$2,000 donated out of $7,500 goal*
(Updated 6/22: *donation method changed for accessibility. Fundraiser amount does not reflect initial $2000 raised before this change)
About FIYAHCON (as described in our submission to the Hugo Voter Packet:
FIYAHCON began as a subversive experiment, taking the attention and financial support FIYAH received in the wake of the murders of Breonna Taylor and George Floyd last summer and putting it back into the community. People from marginalized communities had been reporting missing or unkind elements in genre events for years, often being met with excuses as to why these things could not be changed. Accessibility measures were too expensive. BIPOC were non-existent in their capacity to speak on topics of craft instead of oppression. There was simply no way to curb the astronomical expense of a ticket to a convention, virtual or otherwise. Maintaining traditions was more important than practicing inclusivity.
Well, FIYAH has never accepted excuses.
What we managed in 102 planning days turned out to be an incredible weekend of fellowship and celebration for BIPOC and their contributions to speculative fiction. We had two full days of dynamic programming, personalized office hours and writing sprints, invented a game show, and fully integrated a free “Fringe” tier tailored specifically to our international audience in their home time zones. We created and successfully executed the Ignyte Awards out of a desire to see finalists for genre awards treated with respect after the disrespect we received. That part came with even fewer planning days. We comped admission for all award finalists, staff, and programming participants with their ticket fees (should they have already bought them) going to fund the National Bail Fund Network (we are deep in our protest roots) and the Monterey Bay Aquarium who supplied their live jelly and kelp forest cams for our Calm Rooms.
All of this was planned by a group of volunteers organically representative of a number of races, ethnicities, genders, orientations, faiths, disabilities, nationalities, and experiences. And we were able to pay them, too.

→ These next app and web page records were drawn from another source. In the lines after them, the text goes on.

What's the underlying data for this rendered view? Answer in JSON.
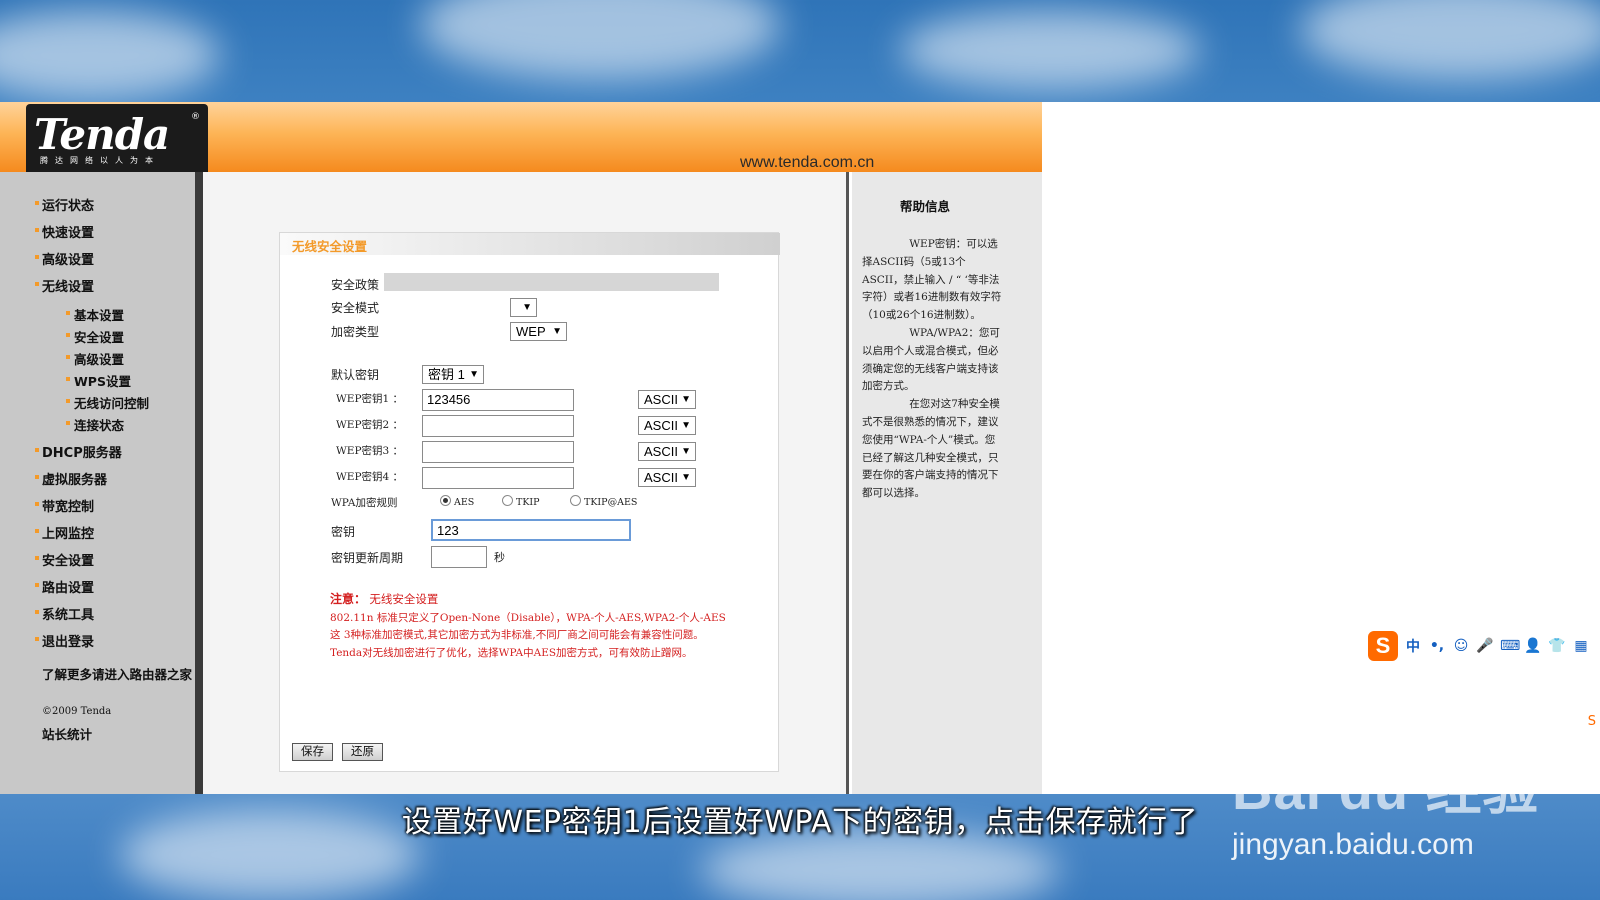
{
  "header": {
    "logo_text": "Tenda",
    "logo_slogan": "腾达网络以人为本",
    "url": "www.tenda.com.cn"
  },
  "nav": {
    "items": [
      "运行状态",
      "快速设置",
      "高级设置",
      "无线设置"
    ],
    "sub_items": [
      "基本设置",
      "安全设置",
      "高级设置",
      "WPS设置",
      "无线访问控制",
      "连接状态"
    ],
    "items2": [
      "DHCP服务器",
      "虚拟服务器",
      "带宽控制",
      "上网监控",
      "安全设置",
      "路由设置",
      "系统工具",
      "退出登录"
    ],
    "more": "了解更多请进入路由器之家",
    "copyright": "©2009 Tenda",
    "stats": "站长统计"
  },
  "form": {
    "title": "无线安全设置",
    "policy_label": "安全政策",
    "mode_label": "安全模式",
    "mode_value": "",
    "encrypt_label": "加密类型",
    "encrypt_value": "WEP",
    "default_key_label": "默认密钥",
    "default_key_value": "密钥 1",
    "wep_keys": [
      {
        "label": "WEP密钥1 ：",
        "value": "123456",
        "type": "ASCII"
      },
      {
        "label": "WEP密钥2 ：",
        "value": "",
        "type": "ASCII"
      },
      {
        "label": "WEP密钥3 ：",
        "value": "",
        "type": "ASCII"
      },
      {
        "label": "WEP密钥4 ：",
        "value": "",
        "type": "ASCII"
      }
    ],
    "wpa_rule_label": "WPA加密规则",
    "wpa_options": [
      "AES",
      "TKIP",
      "TKIP@AES"
    ],
    "wpa_selected": "AES",
    "key_label": "密钥",
    "key_value": "123",
    "renew_label": "密钥更新周期",
    "renew_value": "",
    "renew_unit": "秒",
    "note_title": "注意：",
    "note_subtitle": "无线安全设置",
    "note_lines": [
      "802.11n 标准只定义了Open-None（Disable），WPA-个人-AES,WPA2-个人-AES这 3种标准加密模式,其它加密方式为非标准,不同厂商之间可能会有兼容性问题。",
      "Tenda对无线加密进行了优化，选择WPA中AES加密方式，可有效防止蹭网。"
    ],
    "save_label": "保存",
    "restore_label": "还原"
  },
  "help": {
    "title": "帮助信息",
    "paragraphs": [
      "WEP密钥：可以选择ASCII码（5或13个ASCII，禁止输入 / “ ‘等非法字符）或者16进制数有效字符（10或26个16进制数）。",
      "WPA/WPA2：您可以启用个人或混合模式，但必须确定您的无线客户端支持该加密方式。",
      "在您对这7种安全模式不是很熟悉的情况下，建议您使用“WPA-个人”模式。您已经了解这几种安全模式，只要在你的客户端支持的情况下都可以选择。"
    ]
  },
  "ime": {
    "logo": "S",
    "items": [
      "中",
      "•,",
      "☺",
      "🎤",
      "⌨",
      "👤",
      "👕",
      "▦"
    ]
  },
  "subtitle": "设置好WEP密钥1后设置好WPA下的密钥，点击保存就行了",
  "watermark": {
    "logo": "Bai du 经验",
    "url": "jingyan.baidu.com"
  }
}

We’re a convention, so it’s all a little hard to fit into a voter packet. But after the event last year, I released a Retrospective, outlining the whys, hows, and costs associated with pulling off a virtual convention with the hope that maybe someone would find it useful in crafting or bettering their own show. YOU CAN READ THAT HERE.
OUR ARCHIVES ARE ALSO OPEN TO YOU. Our programming was nothing short of amazing. Instead of tokenizing our BIPOC presence on panels, we started with a baseline goal of 80% (4 out of 5) BIPOC representation per item. The topics started well beyond the 101 level by design, and we made the recordings accessible to registrants for a year.
On behalf of the entire FIYAHCON Team, thank you for your support, and we hope you’ll join our vibrant and growing community in September for round 2.
L. D. Lewis